Having proven to the pupils by the forgoing comparison, the teacher tells the pupils that they are going to learn to remember the answers contained on the tables so they won’t need to be using counter every time. S/he then reads the chart while the pupils repeat after him/her.
After series of readings, the teacher gives the pupils the exercises under assignment to see whether they understood topic. Nonetheless, before this exercises, the teacher should ask the questions orally in the class.
The teacher revises the entire lesson by:
- Reminding them that:
- Multiplication sign is X not +
- Multiplication means to count a number into a given places and then add all the groups together.
- Multiplication is also the same as product, multiply and times
- 2X3 may be read as “2 times 3” or “2 multiply 3” or “product of 2 and 3”
- Reading the 4, 5 and 6 multiplication table.
- Use your counters or multiplication tables to check the following. Put a tick ( in front of ones and a cancel (X) in front of wrong ones.
- 4 X 1 = 4
- 4 X 2 = 10
- 4 X 3 = 12
- 4 X 4 = 16
- 4 X 5 = 20
- 4 X 6 = 22
- 4 X 7 = 32
- 4 X 8 = 28
- 4 X 9 = 36
- Using nine different colour pencils, draw a straight line to match each to correct answers
- 5 X 1 15
- 5 X 2 30
- 5 X 3 5
- 5 X 4 30
- 5 X 5 10
- 5 X 6 20
- 5 X 7 45
- 5 X 8 25
- 5 X 9 35
- If one packet of pencil contains 6 pencils. How many pencils will be in:
- 1 packet = 6 X 1 = ____________ pencils
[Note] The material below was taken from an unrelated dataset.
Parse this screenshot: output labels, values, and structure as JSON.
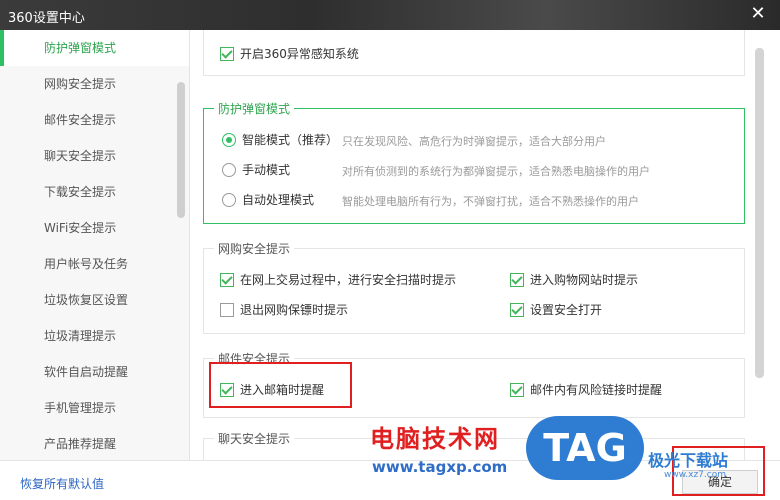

- 2 packets = 6 X 2 = ___________ pencils
- 3 packets = 6 X 3 = ___________ pencils
- 4 packets = 6 X 4 = ___________ pencils
- 5 packets = 6 X 5 = ___________ pencils
- 6 packets = 6 X 6 = ___________ pencils
- 7 packets = 6 X 7 = ___________ pencils
- 8 packets = 6 X 8___________ pencils
- 9 packets = 6 X 9 = ___________ pencils
The lesson is concluded by collection, marking, recording and returning pupils’ exercise books and making corrections where necessary. Finally the teacher tells the pupils that the next topic will be (counting in)/multiplying things that comes in 4s, 5s and 6s in the manner below.
“Now we have finished our class for the week. Next week, I’m going to be telling you some interesting stories of things that exist in 4s, 5s and 6s.
Would you like to listen to my stories? Well then, we will meet next week.”